In the past couple weeks we’ve covered new research in heart failure (HF) a few different times. We reported on an open-label trial out of Iran that found vitamin D supplementation may help decrease the severity of HF. That blog is here. We have also been asking the public to help out researchers at the International Heart Institute of Montana and fund their randomized controlled trial using vitamin D in HF. Their fundraiser is here.
Researchers are interested in vitamin D in HF because people with HF are often deficient in vitamin D, more so than a normal healthy population. Low vitamin D levels correlate with worse outcomes for those with HF, and again, a few open-label trials have shown vitamin D supplementation might help with HF severity.
In the present study, researchers from the University of Colorado School of Medicine enrolled 64 patients with HF into their randomized controlled trial. The patients had to be over 50 years old, meet the criteria for HF and have a vitamin D level of less than 37.5 ng/ml at the start of the trial.
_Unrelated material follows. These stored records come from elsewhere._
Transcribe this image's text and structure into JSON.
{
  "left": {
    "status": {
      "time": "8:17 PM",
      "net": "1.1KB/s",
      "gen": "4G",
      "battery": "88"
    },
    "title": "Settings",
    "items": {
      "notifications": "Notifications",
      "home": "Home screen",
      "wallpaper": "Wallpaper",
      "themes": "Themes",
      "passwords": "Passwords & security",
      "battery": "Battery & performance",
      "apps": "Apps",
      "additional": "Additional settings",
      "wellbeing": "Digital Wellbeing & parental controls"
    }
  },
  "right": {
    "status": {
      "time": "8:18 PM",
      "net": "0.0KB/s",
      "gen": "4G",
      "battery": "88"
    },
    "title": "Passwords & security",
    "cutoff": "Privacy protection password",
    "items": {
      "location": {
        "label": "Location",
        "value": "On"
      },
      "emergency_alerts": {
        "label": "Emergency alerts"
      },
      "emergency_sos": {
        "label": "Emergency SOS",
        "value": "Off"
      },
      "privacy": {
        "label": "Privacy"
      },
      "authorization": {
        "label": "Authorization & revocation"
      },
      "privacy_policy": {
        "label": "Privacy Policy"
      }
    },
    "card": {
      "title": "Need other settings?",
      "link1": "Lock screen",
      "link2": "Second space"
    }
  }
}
The patients were randomized to receive either 50,000 IU of vitamin D3 once per week for 6 months or placebo. All patients also received 800 mg of calcium citrate daily.
The researchers measured the following at baseline and after 6 months:
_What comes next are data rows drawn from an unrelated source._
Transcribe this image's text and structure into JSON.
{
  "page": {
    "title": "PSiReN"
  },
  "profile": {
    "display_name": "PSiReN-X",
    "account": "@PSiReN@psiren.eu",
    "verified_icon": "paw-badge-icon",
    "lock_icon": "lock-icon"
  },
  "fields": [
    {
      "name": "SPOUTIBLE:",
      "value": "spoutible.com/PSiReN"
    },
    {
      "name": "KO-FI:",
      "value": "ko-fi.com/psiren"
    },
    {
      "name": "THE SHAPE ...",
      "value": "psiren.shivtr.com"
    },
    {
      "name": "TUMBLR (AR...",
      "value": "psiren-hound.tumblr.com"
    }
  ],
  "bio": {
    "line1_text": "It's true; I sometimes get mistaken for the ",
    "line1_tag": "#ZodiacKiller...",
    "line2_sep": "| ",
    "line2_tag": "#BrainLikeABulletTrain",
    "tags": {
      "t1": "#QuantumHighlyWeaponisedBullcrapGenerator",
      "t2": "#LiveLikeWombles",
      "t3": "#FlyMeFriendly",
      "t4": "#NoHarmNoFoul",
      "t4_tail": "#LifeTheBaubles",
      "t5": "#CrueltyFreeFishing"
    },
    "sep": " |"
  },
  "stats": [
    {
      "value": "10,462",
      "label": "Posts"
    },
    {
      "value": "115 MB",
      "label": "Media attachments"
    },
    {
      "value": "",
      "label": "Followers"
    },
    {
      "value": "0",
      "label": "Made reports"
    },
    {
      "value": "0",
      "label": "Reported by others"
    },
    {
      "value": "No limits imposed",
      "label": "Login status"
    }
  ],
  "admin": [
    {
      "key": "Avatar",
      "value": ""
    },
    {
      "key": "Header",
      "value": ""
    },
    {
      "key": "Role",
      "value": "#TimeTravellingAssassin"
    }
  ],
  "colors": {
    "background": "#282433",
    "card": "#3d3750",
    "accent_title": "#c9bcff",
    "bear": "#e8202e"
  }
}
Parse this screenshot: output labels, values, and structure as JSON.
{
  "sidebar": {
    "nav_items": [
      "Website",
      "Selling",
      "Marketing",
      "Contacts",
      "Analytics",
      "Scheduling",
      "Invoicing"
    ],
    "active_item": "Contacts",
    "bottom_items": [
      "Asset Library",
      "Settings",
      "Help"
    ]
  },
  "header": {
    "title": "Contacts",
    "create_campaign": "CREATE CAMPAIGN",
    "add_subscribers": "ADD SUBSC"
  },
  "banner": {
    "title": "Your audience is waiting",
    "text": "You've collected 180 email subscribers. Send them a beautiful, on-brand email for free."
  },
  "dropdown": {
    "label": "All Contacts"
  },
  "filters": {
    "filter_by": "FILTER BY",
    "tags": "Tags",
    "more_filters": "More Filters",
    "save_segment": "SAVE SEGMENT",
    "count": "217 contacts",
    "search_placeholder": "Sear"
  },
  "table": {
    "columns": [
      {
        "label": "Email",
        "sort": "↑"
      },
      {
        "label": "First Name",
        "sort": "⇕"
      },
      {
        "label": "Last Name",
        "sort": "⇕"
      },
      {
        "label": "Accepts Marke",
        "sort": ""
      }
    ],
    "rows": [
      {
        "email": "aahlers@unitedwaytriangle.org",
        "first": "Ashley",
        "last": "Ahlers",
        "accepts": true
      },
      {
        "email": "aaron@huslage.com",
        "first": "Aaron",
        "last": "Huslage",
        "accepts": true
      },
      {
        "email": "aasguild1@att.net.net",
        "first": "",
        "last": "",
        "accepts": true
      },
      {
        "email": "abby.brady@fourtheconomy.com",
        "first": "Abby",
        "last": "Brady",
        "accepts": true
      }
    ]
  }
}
- Vitamin D levels
- Aldosterone, which is a steroid hormone that plays a central role in regulating blood pressure. Research shows blockade of aldosterone improves outcomes in patients with HF.
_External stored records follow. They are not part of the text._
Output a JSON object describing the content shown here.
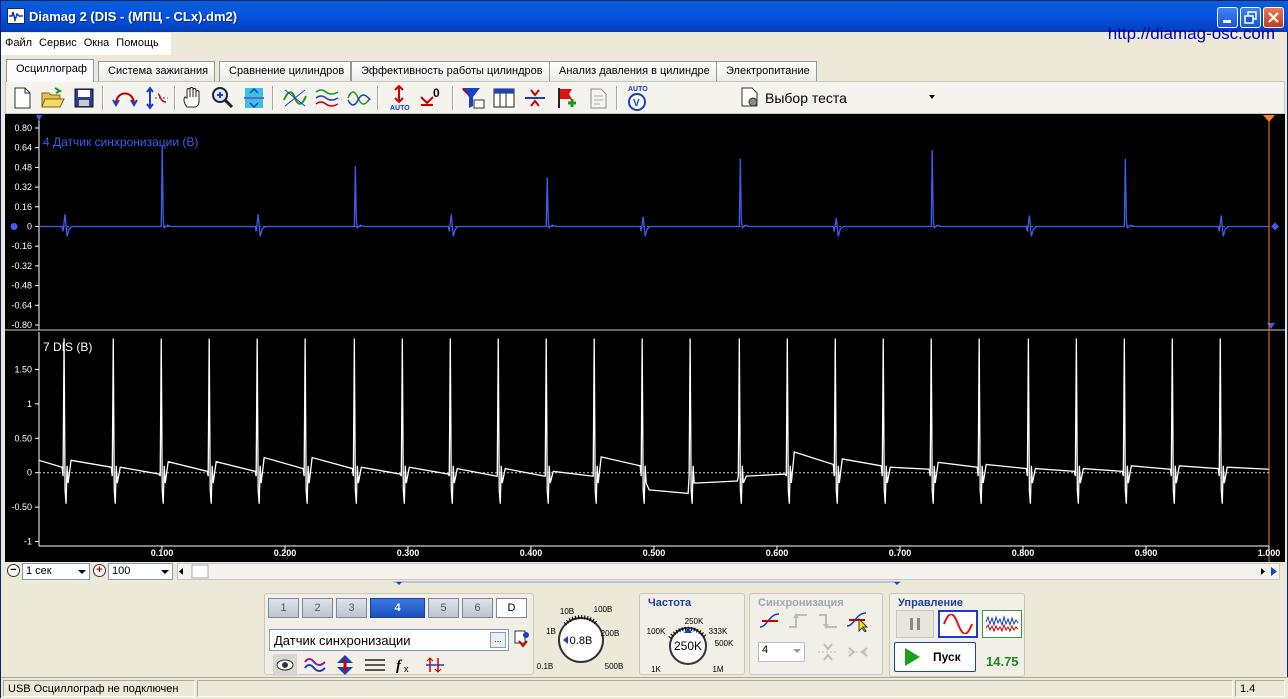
{
  "window": {
    "title": "Diamag 2 (DIS - (МПЦ - CLx).dm2)"
  },
  "menu": [
    "Файл",
    "Сервис",
    "Окна",
    "Помощь"
  ],
  "url": "http://diamag-osc.com",
  "tabs": [
    {
      "label": "Осциллограф",
      "active": true
    },
    {
      "label": "Система зажигания",
      "active": false
    },
    {
      "label": "Сравнение цилиндров",
      "active": false
    },
    {
      "label": "Эффективность работы цилиндров",
      "active": false
    },
    {
      "label": "Анализ давления в цилиндре",
      "active": false
    },
    {
      "label": "Электропитание",
      "active": false
    }
  ],
  "toolbar": {
    "icons": [
      "new-file-icon",
      "open-folder-icon",
      "save-icon",
      "horizontal-measure-icon",
      "vertical-measure-icon",
      "hand-pan-icon",
      "zoom-icon",
      "fit-icon",
      "cursor-wave-icon",
      "multi-wave-icon",
      "overlay-wave-icon",
      "auto-scale-icon",
      "zero-offset-icon",
      "filter-icon",
      "table-icon",
      "split-icon",
      "flag-add-icon",
      "notes-icon",
      "auto-voltage-icon"
    ],
    "test_select_label": "Выбор теста"
  },
  "scope": {
    "colors": {
      "ch1": "#3c5cf0",
      "ch2": "#ffffff",
      "axis": "#ffffff",
      "marker_left": "#3060ff",
      "marker_right": "#ff7a20"
    },
    "channel1": {
      "label": "4 Датчик синхронизации (В)",
      "y_ticks": [
        "0.80",
        "0.64",
        "0.48",
        "0.32",
        "0.16",
        "0",
        "-0.16",
        "-0.32",
        "-0.48",
        "-0.64",
        "-0.80"
      ],
      "ylim": [
        -0.8,
        0.8
      ]
    },
    "channel2": {
      "label": "7 DIS (В)",
      "y_ticks": [
        "1.50",
        "1",
        "0.50",
        "0",
        "-0.50",
        "-1"
      ],
      "ylim": [
        -1.05,
        2.0
      ]
    },
    "x_ticks": [
      "0.100",
      "0.200",
      "0.300",
      "0.400",
      "0.500",
      "0.600",
      "0.700",
      "0.800",
      "0.900",
      "1.000"
    ],
    "xlim": [
      0,
      1.0
    ]
  },
  "chart_data": [
    {
      "type": "line",
      "title": "4 Датчик синхронизации (В)",
      "xlim": [
        0,
        1.0
      ],
      "ylim": [
        -0.8,
        0.8
      ],
      "series": [
        {
          "name": "4 Датчик синхронизации (В)",
          "big_pulses": [
            [
              0.101,
              0.66
            ],
            [
              0.258,
              0.49
            ],
            [
              0.414,
              0.4
            ],
            [
              0.571,
              0.55
            ],
            [
              0.727,
              0.62
            ],
            [
              0.884,
              0.55
            ]
          ],
          "small_pulses": [
            [
              0.022,
              0.1
            ],
            [
              0.179,
              0.1
            ],
            [
              0.336,
              0.1
            ],
            [
              0.492,
              0.08
            ],
            [
              0.649,
              0.07
            ],
            [
              0.806,
              0.09
            ],
            [
              0.962,
              0.09
            ]
          ]
        }
      ]
    },
    {
      "type": "line",
      "title": "7 DIS (В)",
      "xlim": [
        0,
        1.0
      ],
      "ylim": [
        -1.0,
        2.0
      ],
      "series": [
        {
          "name": "7 DIS (В)",
          "spikes_x": [
            0.022,
            0.062,
            0.101,
            0.14,
            0.179,
            0.218,
            0.258,
            0.297,
            0.336,
            0.375,
            0.414,
            0.453,
            0.492,
            0.531,
            0.571,
            0.61,
            0.649,
            0.688,
            0.727,
            0.766,
            0.806,
            0.845,
            0.884,
            0.923,
            0.962
          ],
          "baseline_segments": [
            [
              0.0,
              0.18,
              0.08
            ],
            [
              0.062,
              0.08,
              -0.02
            ],
            [
              0.101,
              0.16,
              0.02
            ],
            [
              0.179,
              0.22,
              0.06
            ],
            [
              0.258,
              0.08,
              -0.02
            ],
            [
              0.336,
              0.06,
              -0.05
            ],
            [
              0.414,
              0.02,
              -0.05
            ],
            [
              0.453,
              0.23,
              0.1
            ],
            [
              0.492,
              -0.25,
              -0.3
            ],
            [
              0.531,
              -0.15,
              -0.12
            ],
            [
              0.571,
              -0.05,
              -0.02
            ],
            [
              0.61,
              0.3,
              0.12
            ],
            [
              0.649,
              0.2,
              0.1
            ],
            [
              0.688,
              0.08,
              0.05
            ],
            [
              0.727,
              0.15,
              0.08
            ],
            [
              0.766,
              0.12,
              0.06
            ],
            [
              0.806,
              0.06,
              0.02
            ],
            [
              0.845,
              0.06,
              0.02
            ],
            [
              0.884,
              0.1,
              0.05
            ],
            [
              0.923,
              0.1,
              0.06
            ],
            [
              0.962,
              0.08,
              0.05
            ]
          ]
        }
      ]
    }
  ],
  "timebase": {
    "value": "1 сек",
    "zoom": "100"
  },
  "channels": {
    "buttons": [
      "1",
      "2",
      "3",
      "4",
      "5",
      "6",
      "D"
    ],
    "active": "4",
    "sensor": "Датчик синхронизации"
  },
  "voltage_dial": {
    "labels": [
      "10В",
      "100В",
      "1В",
      "200В",
      "0.1В",
      "500В"
    ],
    "value": "0.8В"
  },
  "frequency": {
    "title": "Частота",
    "labels": [
      "250K",
      "100K",
      "333K",
      "500K",
      "1K",
      "1M"
    ],
    "value": "250K"
  },
  "sync": {
    "title": "Синхронизация",
    "channel": "4"
  },
  "control": {
    "title": "Управление",
    "start_label": "Пуск",
    "value": "14.75"
  },
  "status": {
    "left": "USB Осциллограф не подключен",
    "right": "1.4"
  }
}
- NT-proBNP, which is a peptide that increases with reducing left ventricular ejection fraction. A low ejection fraction is a central characteristic of heart failure and describes the heart’s inability to pump blood to the rest of the body. So, the higher the NT-proBNP, the worse the ejection fraction.
- Plasma renin activity (PRA). PRA is a marker of renin-angiotensin system activation, and high levels have been linked to adverse outcomes in HF.
- High-sensitivity C-reactive protein (hs-CRP). hs-CRP is a marker of inflammation in HF.
- Various variables measured by an echocardiogram. One such variable was the ejection fraction rate.
- Health status, as measured by a scale specific for HF. The scale is called the KCCQ, a self-administered scale that measures symptoms, physical limitations, social function and quality of life all in relation to HF.
They wanted to know if any of these measures that describe the severity of HF improved over the 6 months. Here’s what they found:
- Vitamin D levels increased by 42.3 ng/ml in the vitamin D group, while they didn’t change in the placebo group.
- Serum aldosterone changed from 10.0 ng/dl to 6.3 (37% reduction) in the vitamin D group, while hovering around 6 ng/dl in the placebo group (p=.02).
- PRA decreased slightly in the vitamin D group from 7.6 ng/ml/hr to 6.3 ng/ml/hr and increased in the placebo group from 6.7 ng/ml/hr to 9.2 ng/ml/hr (p=.2 for change between the groups).
- There were no changes in any echocardiographic variables within or between groups.
- There was no significant change between baseline and 6 month hs-CRP, NT-proBNP, or health status according to the KCCQ.
The researchers concluded,
“A robust change in serum 25OHD with a decrease in PTH resulted in a modest decrease in serum aldosterone in patients with HF without a statistically significant clinical benefit. Vitamin D3 as an adjunct to standard HF therapy requires further study.”
We do indeed need more research in the area to find out if and why vitamin D helps in HF. Which is all the more reason to consider donating to the International Heart Institute of Montana research project mentioned above.
Boxer, R. S., Hoit, B. D., Schmotzer, B. J., Stefano, G. T., Gomes, A., & Negrea, L. The Effect of Vitamin D on Aldosterone and Health Status in Patients with Heart Failure. Journal of Cardiac Failure, 2014.